U.S. economic data took a backseat to the events unfolding in Washington, but the data can’t and won’t be ignored indefinitely. Lately, the data has been skewed and/or dismissed for reasons pertaining to Hurricane Sandy and/or the fiscal cliff. While the former may have improved the data for a while, the latter is merely a reflection of extant economic imbalances – imbalances that higher taxes will serve to amplify in the near term.
Underemployment (U6) in the U.S., although improved from crisis levels, is still notably higher (14.4% for Dec) than at any point in the last 18 years. And job creation remains critically lower than the 250,000 jobs needed per month for a legitimate “recovery” to be declared – non-farm payrolls were 155,000 for December.

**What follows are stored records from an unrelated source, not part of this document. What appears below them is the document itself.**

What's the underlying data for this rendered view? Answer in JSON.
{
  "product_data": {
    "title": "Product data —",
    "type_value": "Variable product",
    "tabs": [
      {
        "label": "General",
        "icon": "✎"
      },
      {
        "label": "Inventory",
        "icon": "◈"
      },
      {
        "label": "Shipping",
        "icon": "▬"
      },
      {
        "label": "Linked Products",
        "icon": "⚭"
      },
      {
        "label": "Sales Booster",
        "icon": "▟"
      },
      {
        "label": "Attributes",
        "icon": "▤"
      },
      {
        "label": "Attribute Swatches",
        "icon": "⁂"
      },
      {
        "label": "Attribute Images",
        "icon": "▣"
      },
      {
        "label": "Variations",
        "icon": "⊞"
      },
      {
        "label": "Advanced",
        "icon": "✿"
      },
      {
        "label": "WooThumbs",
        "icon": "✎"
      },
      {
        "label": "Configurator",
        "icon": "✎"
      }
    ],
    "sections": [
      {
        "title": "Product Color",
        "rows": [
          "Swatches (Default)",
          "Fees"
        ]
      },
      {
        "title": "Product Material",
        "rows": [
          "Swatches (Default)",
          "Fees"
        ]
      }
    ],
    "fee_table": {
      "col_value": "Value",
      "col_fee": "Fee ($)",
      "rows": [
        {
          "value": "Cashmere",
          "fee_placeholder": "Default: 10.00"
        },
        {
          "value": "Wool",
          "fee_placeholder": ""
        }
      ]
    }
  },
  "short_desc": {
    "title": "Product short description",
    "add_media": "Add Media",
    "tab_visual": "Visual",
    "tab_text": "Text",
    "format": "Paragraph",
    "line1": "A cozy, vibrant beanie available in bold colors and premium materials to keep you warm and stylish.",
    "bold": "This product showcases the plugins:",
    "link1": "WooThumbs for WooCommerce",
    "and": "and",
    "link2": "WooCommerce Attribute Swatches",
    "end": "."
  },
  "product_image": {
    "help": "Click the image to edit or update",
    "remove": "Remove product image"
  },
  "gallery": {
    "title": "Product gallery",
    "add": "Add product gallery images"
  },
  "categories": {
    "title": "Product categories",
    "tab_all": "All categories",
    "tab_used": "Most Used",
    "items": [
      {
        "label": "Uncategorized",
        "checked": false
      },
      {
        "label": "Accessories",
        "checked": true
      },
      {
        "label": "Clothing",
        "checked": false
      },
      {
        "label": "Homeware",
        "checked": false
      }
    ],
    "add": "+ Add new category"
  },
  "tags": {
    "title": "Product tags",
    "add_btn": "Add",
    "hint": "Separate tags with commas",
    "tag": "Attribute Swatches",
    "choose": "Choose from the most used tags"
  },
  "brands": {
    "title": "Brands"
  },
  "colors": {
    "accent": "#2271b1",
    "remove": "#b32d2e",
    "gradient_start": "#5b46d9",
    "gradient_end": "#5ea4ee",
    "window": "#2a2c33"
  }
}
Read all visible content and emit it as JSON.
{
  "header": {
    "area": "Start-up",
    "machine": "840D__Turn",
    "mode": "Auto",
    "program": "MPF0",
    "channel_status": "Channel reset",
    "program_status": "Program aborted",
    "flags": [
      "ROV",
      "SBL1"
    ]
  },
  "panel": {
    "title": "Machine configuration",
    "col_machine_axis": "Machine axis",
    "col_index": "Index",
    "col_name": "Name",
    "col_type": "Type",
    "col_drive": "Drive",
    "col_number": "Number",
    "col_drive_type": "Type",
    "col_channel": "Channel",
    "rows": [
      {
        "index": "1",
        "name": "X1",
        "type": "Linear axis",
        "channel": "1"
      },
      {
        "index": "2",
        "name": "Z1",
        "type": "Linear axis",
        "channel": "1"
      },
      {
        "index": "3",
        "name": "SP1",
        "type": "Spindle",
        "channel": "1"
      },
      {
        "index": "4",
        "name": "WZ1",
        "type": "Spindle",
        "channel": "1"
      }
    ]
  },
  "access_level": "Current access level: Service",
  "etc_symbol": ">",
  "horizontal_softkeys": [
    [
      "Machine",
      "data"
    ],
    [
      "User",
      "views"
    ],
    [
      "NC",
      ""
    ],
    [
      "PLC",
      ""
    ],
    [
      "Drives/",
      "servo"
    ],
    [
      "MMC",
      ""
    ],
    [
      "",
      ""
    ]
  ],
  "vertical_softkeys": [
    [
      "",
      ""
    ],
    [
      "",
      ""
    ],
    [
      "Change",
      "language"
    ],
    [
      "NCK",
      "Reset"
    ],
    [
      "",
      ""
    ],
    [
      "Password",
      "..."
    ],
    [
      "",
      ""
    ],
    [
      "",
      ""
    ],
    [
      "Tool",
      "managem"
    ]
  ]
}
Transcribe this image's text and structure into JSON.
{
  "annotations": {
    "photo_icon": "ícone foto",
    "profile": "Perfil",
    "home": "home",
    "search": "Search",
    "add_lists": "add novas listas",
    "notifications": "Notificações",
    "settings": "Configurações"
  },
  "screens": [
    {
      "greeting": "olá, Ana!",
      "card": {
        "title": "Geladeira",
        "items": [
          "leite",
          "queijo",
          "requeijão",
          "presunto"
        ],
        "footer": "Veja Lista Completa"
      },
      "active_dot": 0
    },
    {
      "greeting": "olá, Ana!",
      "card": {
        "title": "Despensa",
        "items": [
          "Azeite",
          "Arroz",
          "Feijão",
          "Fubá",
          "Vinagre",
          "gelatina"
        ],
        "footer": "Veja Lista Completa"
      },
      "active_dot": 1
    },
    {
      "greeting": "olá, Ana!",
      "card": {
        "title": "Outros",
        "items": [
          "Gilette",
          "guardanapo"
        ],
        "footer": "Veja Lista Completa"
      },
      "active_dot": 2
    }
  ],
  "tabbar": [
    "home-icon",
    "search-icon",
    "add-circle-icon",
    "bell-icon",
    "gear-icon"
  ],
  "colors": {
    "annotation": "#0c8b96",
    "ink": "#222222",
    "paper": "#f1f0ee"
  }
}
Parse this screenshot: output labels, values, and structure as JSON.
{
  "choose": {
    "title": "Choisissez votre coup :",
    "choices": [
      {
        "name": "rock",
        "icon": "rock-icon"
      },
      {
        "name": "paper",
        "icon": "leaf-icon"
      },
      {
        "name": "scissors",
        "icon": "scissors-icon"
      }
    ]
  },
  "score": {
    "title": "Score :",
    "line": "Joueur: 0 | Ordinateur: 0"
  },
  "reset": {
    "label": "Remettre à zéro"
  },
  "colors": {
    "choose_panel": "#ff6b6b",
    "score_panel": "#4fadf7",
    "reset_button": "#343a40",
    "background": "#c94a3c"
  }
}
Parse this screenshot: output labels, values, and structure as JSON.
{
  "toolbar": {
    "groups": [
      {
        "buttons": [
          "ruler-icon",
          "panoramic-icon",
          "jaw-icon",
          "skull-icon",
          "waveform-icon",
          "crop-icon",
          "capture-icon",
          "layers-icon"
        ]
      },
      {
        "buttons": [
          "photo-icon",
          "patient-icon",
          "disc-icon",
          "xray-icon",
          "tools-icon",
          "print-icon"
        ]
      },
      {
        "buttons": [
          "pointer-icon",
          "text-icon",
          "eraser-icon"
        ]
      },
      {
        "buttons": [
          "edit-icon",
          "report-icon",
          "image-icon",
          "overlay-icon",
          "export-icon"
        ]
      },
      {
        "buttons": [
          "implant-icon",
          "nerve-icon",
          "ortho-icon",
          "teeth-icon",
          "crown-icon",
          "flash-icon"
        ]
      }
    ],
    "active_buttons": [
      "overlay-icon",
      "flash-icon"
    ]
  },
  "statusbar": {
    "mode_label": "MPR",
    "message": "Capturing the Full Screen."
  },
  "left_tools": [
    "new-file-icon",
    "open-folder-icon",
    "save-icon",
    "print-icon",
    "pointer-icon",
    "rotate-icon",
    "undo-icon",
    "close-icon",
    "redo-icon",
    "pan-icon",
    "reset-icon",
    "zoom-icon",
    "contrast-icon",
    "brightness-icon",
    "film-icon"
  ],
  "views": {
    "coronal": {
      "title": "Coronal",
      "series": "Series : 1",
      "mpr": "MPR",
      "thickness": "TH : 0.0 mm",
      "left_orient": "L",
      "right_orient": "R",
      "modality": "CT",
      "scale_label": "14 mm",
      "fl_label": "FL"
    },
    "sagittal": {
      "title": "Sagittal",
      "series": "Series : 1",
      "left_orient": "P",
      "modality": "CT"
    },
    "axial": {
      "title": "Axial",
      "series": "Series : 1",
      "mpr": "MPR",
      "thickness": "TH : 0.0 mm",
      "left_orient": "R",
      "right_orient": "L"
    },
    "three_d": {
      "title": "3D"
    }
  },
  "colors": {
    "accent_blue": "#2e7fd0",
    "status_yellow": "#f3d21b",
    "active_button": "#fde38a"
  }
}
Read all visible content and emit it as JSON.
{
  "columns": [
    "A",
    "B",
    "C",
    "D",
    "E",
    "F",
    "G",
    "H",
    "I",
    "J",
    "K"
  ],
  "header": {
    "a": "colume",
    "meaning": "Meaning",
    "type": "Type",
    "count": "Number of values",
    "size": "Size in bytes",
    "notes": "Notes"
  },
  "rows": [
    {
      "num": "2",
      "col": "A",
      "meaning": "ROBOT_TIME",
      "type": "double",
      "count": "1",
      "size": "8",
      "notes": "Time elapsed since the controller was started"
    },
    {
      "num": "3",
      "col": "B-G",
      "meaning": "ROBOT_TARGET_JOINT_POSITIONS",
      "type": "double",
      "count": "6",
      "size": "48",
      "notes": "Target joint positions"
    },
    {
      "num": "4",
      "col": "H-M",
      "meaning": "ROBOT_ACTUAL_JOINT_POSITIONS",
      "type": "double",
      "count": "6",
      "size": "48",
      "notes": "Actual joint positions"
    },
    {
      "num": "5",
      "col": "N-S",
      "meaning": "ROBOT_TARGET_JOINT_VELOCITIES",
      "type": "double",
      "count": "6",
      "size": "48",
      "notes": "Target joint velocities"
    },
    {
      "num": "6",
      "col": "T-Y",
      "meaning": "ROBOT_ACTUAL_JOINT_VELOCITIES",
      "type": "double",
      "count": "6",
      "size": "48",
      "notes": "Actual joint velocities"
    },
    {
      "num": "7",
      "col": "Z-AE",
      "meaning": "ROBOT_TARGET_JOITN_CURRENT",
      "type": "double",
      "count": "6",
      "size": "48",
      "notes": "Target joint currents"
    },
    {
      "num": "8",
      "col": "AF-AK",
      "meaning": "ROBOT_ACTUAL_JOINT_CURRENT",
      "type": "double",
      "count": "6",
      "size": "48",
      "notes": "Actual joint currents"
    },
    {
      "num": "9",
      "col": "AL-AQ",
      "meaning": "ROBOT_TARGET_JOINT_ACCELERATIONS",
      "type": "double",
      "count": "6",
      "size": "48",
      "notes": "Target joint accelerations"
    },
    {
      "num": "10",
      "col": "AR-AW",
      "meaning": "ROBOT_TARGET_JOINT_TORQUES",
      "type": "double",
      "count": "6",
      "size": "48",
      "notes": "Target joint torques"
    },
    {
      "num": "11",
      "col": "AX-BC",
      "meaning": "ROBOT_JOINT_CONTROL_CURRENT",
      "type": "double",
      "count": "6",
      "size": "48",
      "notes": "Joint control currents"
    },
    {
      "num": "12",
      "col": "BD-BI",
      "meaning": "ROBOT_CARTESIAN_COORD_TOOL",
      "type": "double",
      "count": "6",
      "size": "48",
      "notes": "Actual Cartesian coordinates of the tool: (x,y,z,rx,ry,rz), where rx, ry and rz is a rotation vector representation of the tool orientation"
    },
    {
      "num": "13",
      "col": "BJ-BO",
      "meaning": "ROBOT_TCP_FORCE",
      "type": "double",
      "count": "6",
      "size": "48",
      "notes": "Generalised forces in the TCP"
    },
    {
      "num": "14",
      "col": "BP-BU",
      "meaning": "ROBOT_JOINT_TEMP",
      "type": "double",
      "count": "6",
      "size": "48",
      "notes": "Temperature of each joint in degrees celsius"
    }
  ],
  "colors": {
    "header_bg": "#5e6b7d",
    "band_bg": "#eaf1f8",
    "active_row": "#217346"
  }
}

With the economy still on shaky ground and Congress standing ready to take the path of least resistance (i.e., more debt and limited cuts), it’s hard for us to see the Fed taking a back seat this year when it comes to monetizing. Thirty-year Treasury rates have been leaping higher lately (up over 60 basis points from the lows), and are perhaps sensing a funding crisis ahead at the government level. If left untouched by the Fed, they will throw the economic “recovery” into a decisive tailspin. Whatever the case, in the coming weeks we’ll be following the Treasury market closely to mark what could be a subtle end to a nearly three-decade bull market in fixed income.
Fiscal Cliff Deal Highlights:
U.S. Budget Deficit 2012: $1.141 trillion (including -$82 billion estimate for December)
- Senate passes bill Tuesday morning (89 – 8); House passes bill Tues night (257 – 167). Bill set to raise $620 billion in revenue via tax increases (estimated to satisfy a little over half the deficit).
- According to the Congressional Budget Office, the last-minute fiscal cliff deal reached by Congressional leaders and President Barack Obama cutsonly $15 billion in spending, while increasing tax revenues by $620 billion – a 41:1 ratio of tax increases to spending cuts.
- The deadline for debt ceiling increases is set for February 28th, and spending cuts (of only $110 billion for 2013) for March 27.
New Tax Laws
- Tax rates will rise to 39.6% from 35% on individuals earning $400,000 (the Democrats are upset that this has not been set at $250,000) or households earnings $450,000.
- Taxes were raised on long-term capital gains and dividends by 5% to 20% for $400,000+ earners. Those earning under $400,000 remain at 15%.
- The bill does not extend the payroll tax, but will levy a 2% jump in the employee portion of the Social Security tax to 6.2%. (Most Americans are affected.)
- Estate tax increases from 5% to 40%; the $5 million exemption threshold remains intact.
- Extends unemployment benefits for one year.
- Includes “Pease” provision, which eliminates up to 80% of the deduction for couples making above $300,000 or individuals making above $250,000 – this includes limits on deductions for mortgage interest and charitable donations.
- Also includes a personal exemption phase-out of individual incomes above $250,000.
- Alternative Minimum Tax will be permanently fixed (keeps middle class from being hit).
- Extends child tax credit, college tuition (American Opportunity) tax credit, and earned income tax credit (low income) for five years.
- Extends individual and business tax breaks for two years, and the Medicare “doc fix” for one year, preventing a 27% payment cut for doctors.
VP Investment Management